The Hitchin' Post
In last September's issue of The Believer, Simpsons writer George Meyer shared his views on marriage:
THE BELIEVER: I assume that you're still not married, right?
GEORGE MEYER: God, no.
BLVR: You're probably the most effective anti-marriage spokesman out there. I can still vividly recall Edna Krabappel's argument against marriage: "Most of you will only marry out of fear of dying alone." That line really shook me when I first heard it. It kept me away from marriage for years. I desperately didn't want to become the punchline to that joke. And you see it all too often. We all know people who've slipped into safety marriages.
GM: My parents are still married and I guess they're relatively happy. For me, marriage is a grotesque, unforgiving, clunky contrivance. Yet society pushes it as a shimmering ideal. It's as if medicine came up with the iron lung, then stood back and said, "At last! Our work is done." Men often struggle with their attraction to other women. They don't quite understand why they have to be with the same woman forever. Marriage has a compassionate answer for them: "Oh, shut up, you selfish crybaby." Is it any wonder men have to be pressured into this nasty, lopsided arrangement?
In Woman: An Intimate Geography, Natalie Angier writes:
Women are said to need an investing male. We think we know the reason. Human babies are difficult and time-consuming to raise. Stone Age mothers needed husbands to bring home the bison. Yet the age-old assumption that male parental investment lies at the heart of human evolution is now open to serious question. Men in traditional foraging cultures do not necessarily invest resources in their offspring. Among the Hadza of Africa, for example, the men hunt, but they share the bounty of that hunting widely, politically, strategically. They don't deliver it straight to the mouths of their progeny. Women rely on their senior female kin to help feed their children. The women and their children in a gathering-hunting society clearly benefit from the meat that hunters bring back to the group. But they benefit as a group, not as a collection of nuclear family units, each beholden to the father's personal pound of wildeburger.
This is a startling revelation, which upends many of our presumptions about the origins of marriage and what women want from men and men from women.

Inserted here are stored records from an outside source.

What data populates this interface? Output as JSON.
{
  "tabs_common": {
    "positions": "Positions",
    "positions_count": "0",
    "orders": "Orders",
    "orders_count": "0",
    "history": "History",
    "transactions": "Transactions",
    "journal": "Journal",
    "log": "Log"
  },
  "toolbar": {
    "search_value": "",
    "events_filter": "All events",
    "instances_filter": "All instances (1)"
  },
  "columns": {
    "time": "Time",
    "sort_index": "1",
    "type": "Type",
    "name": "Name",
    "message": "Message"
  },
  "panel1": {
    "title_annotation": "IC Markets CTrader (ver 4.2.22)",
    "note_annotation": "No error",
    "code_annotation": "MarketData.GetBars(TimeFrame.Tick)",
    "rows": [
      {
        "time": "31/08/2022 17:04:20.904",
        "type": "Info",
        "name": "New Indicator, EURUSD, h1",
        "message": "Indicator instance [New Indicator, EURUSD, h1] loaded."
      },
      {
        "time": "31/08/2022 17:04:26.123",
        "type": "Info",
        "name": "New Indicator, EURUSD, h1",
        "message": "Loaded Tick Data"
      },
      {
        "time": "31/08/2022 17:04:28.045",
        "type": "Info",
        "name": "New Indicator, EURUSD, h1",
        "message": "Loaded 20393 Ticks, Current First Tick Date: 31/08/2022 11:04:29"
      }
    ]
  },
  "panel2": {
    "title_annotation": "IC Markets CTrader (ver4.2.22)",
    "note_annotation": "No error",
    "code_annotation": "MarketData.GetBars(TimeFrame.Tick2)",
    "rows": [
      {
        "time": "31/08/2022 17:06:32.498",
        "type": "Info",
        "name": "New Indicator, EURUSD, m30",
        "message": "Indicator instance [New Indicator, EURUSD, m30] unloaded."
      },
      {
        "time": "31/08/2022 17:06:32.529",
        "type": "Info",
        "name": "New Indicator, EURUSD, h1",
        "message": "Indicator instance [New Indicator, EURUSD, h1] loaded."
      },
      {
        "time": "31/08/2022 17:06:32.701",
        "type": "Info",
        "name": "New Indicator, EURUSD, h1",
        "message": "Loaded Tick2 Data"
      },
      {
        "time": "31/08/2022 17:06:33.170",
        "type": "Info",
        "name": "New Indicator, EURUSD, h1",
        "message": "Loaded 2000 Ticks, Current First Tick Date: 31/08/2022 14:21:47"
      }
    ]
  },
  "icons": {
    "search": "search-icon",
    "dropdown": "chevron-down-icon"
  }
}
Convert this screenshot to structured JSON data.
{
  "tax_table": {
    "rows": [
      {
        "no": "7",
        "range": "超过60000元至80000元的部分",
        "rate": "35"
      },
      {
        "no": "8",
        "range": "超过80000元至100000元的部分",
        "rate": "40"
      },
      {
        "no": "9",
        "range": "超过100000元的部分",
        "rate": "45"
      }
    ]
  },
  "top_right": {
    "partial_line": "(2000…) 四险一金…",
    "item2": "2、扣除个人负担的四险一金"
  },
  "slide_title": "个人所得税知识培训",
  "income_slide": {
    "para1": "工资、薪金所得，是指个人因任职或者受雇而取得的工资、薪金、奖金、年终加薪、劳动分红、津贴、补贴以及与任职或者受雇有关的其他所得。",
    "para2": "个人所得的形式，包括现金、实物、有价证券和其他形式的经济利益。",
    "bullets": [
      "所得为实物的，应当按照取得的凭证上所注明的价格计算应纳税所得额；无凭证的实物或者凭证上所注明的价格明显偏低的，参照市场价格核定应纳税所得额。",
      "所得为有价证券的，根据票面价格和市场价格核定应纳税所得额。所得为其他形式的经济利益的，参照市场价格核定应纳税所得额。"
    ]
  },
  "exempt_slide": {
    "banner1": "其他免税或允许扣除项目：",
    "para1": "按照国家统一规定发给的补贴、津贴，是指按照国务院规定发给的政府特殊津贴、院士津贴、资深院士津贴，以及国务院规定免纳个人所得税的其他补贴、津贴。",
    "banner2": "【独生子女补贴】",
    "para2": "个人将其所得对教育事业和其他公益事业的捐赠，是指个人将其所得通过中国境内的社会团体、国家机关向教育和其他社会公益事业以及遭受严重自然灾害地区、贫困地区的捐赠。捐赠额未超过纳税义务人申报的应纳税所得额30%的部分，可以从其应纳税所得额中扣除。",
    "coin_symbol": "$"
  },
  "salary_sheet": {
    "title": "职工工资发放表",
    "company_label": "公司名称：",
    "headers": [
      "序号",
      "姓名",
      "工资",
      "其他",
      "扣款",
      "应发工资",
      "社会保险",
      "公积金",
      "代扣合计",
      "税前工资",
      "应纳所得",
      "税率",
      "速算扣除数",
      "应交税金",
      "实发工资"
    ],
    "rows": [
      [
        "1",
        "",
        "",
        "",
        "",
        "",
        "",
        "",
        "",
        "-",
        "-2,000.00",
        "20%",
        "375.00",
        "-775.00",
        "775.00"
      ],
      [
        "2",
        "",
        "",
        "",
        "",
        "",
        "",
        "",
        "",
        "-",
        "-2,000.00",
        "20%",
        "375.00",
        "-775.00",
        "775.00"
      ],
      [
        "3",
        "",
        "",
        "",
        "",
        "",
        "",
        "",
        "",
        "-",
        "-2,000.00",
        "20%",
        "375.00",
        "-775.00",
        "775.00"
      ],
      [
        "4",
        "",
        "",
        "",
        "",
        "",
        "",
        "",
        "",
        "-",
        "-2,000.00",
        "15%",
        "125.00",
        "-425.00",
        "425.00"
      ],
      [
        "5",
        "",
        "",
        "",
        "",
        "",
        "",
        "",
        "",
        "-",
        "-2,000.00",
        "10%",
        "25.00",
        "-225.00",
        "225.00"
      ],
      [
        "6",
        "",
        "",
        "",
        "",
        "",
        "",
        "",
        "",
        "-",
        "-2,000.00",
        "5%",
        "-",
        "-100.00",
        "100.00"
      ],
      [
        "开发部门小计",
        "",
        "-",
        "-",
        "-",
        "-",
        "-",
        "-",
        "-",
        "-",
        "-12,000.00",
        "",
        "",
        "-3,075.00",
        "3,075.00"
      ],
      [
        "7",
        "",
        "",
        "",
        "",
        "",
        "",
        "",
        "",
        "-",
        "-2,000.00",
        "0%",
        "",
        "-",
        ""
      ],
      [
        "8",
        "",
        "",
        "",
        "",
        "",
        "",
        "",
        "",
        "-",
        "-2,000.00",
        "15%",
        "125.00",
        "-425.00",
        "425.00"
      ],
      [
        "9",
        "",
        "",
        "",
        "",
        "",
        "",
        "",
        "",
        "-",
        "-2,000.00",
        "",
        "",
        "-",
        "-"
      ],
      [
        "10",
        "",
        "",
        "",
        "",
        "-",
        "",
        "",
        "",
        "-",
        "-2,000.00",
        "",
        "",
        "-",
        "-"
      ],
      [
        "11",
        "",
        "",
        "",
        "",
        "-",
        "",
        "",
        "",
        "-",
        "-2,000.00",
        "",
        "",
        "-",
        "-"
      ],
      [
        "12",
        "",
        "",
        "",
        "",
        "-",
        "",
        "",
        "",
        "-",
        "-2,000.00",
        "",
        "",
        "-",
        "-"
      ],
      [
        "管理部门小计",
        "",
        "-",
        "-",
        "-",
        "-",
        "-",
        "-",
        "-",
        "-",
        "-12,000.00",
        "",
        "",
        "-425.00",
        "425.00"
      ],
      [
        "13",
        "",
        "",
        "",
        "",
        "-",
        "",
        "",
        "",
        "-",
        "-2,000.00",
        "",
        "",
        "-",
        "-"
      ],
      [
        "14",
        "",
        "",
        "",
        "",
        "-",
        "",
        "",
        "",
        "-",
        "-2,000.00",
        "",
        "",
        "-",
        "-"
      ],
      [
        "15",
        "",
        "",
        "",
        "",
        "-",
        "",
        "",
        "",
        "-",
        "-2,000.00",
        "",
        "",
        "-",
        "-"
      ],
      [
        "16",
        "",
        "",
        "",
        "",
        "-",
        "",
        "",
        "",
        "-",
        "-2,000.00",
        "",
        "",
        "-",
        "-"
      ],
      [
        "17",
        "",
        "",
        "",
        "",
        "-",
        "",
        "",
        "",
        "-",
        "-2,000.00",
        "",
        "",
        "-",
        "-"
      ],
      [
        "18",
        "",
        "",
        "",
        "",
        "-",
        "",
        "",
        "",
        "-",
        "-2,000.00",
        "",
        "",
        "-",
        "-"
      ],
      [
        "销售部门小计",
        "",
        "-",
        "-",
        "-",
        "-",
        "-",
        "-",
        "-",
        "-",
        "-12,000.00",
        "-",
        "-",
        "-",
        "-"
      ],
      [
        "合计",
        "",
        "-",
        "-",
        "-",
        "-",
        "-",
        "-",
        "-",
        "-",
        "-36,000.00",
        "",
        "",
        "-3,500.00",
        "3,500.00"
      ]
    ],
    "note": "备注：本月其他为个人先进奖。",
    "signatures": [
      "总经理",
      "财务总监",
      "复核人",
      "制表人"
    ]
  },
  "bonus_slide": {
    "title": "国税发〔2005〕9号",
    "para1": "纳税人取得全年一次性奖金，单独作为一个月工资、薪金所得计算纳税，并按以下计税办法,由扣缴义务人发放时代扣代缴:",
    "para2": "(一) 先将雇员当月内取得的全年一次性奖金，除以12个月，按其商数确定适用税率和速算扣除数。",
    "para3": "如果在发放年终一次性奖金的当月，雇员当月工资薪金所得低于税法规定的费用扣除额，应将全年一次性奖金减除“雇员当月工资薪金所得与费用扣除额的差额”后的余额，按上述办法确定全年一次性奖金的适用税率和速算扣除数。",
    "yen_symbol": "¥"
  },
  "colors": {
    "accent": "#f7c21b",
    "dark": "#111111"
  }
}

If the environment of evolutionary adaptation is not defined primarily by male parental investment, the bedrock of so much of evolutionary psychology's theories, then we can throw the door wide open and ask new questions, rather than endlessly repeating ditties and calling the female coy long after she has run her petticoats through the presidential paper shredder.
For example: Nicholas Blurton Jones, of the University of California at Los Angeles, and others have proposed that marriage developed as an extension of men's efforts at mate guarding. If the cost of philandering becomes ludicrously high, the man might be better off trying to claim rights to one woman at a time. Regular sex with a fertile female is at least likely to yield offspring at comparatively little risk to his life, particularly if sexual access to the woman is formalized through a public ceremony -- a wedding. Looked at from this perspective, one must wonder why an ancestral woman bothered to get married, particularly if she and her female relatives did most of the work of keeping the family fed from year to year. Perhaps, Blurton Jones suggests, to limit the degree to which she was harassed. The cost of chronic male harassment may be too high to bear. Better to agree to a ritualized bond with a male, and to benefit from whatever hands-off policy that marriage may bring, than to spend all of her time locked in one sexual dialectic or another.
Thus marriage may have arisen as a multifaceted social pact: between man and woman, between male and male, and between the couple and the tribe. It is a reasonable solution to a series of cultural challenges that arose in concert with the expansion of the human neocortex. But its roots may not be what we think they are, nor may our contemporary mating behaviors stem from the pressures of an ancestral environment as it is commonly portrayed, in which a woman needed a mate to help feed and clothe her young. Instead, our "deep" feelings about marriage may be more pragmatic, more contextual, and, dare I say it, more egalitarian than we give them credit for being.